Summing up, Hanieh says: “The popular movements that erupted in 2011 represented much more than the overthrow of despised dictators. Of course the protesters were centrally united around demands for authoritarian regimes to end, and the demonstrations encompassed a very wide variety of social layers (including, in some cases, elements of the upper classes). But … (the) battle against political despotism is inevitably intertwined with the dynamic of class struggle. These uprisings reflected not just a crisis of regime legitimacy or a concern with political freedom, but were – at their root – confronting the outcomes of capitalist development itself” (p. 164).
Hanieh discusses the attempts of the Western powers to contain the upsurge and promote an “orderly transition”. He also discusses the reactionary role of the Muslim Brotherhood in Egypt. He argues that “the conservative brand of Islam promoted by the Gulf and articulated by Islamist movements such as the MB is a key component of the counter-revolutionary dynamic. The spread of reactionary ideas toward women, religious minorities, Shi’a, and so forth is an essential feature of the ideological battle against the revolutionary movements – one that acts to splinter and weaken solidarities” (p. 171).
The book was written before the July 2013 coup against the Muslim Brotherhood government. Hanieh recognised the existence of conflicts between the army and the brotherhood, but downplayed their significance: “The conflicts between the MB leadership, the military, and the old Mubarak allies remain, but these are best seen as competitive struggles within and between fractions of the same Egyptian capitalist class and state apparatus. At root, they represent similar class interests and are united against the popular movement” (p. 171).
We can agree that both the Muslim Brotherhood and the military are hostile to the struggles of the working class and the oppressed, but the coup shows that the conflicts within the capitalist class can be very intense.
Hanieh finishes on an optimistic note: “Yet despite the best efforts of Arab militaries, Western powers, and political forces such as the MB, it would be wrong to judge the enormous changes that have ensued in the Middle East as aborted or in terminal decline.
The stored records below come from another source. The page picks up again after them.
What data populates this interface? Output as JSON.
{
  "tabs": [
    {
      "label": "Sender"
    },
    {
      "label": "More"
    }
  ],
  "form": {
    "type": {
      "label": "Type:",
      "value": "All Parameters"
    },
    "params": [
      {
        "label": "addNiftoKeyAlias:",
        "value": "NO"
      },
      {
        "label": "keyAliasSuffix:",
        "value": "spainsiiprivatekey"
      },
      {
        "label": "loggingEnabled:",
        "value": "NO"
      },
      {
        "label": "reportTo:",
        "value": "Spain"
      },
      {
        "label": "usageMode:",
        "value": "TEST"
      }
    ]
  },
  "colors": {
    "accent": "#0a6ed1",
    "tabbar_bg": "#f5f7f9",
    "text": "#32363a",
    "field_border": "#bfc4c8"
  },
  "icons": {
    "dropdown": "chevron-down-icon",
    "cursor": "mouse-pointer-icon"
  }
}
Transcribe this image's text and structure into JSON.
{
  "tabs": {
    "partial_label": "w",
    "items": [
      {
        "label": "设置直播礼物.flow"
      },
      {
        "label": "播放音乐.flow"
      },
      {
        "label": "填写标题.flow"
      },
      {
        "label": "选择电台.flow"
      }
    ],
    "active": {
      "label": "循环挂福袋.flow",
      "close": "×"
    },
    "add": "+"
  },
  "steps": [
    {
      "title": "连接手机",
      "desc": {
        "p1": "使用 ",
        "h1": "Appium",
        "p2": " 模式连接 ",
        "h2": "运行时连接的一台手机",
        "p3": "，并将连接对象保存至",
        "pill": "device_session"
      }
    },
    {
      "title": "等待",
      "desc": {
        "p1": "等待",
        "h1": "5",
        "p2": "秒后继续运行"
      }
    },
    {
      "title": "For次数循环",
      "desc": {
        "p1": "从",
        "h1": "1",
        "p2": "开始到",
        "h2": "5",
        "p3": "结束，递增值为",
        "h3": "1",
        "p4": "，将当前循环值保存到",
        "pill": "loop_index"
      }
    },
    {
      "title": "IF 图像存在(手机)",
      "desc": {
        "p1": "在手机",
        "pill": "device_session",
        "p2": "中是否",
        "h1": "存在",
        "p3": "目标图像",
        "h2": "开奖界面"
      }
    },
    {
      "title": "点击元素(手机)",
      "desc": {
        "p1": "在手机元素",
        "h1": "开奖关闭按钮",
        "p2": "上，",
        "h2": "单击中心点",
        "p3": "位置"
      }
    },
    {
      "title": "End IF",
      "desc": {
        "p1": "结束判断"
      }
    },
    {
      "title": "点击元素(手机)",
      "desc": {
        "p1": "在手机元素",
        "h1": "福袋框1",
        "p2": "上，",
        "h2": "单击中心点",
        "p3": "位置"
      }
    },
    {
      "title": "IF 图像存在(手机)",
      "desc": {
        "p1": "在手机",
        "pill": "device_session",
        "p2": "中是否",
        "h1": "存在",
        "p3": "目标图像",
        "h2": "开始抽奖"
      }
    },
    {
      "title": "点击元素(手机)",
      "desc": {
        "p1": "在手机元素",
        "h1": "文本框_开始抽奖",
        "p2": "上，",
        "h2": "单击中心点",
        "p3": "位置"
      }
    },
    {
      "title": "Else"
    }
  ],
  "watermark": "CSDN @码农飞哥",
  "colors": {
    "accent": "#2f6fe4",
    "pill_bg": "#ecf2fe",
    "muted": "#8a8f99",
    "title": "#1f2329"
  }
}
The root causes of the uprisings remain unaddressed, and the potential for a renewal of struggle is ever present...The millions of people who took to the streets for the first time in 2011 have themselves been radically transformed... These uprisings have irrevocably changed the political consciousness of an entire generation” (p. 173).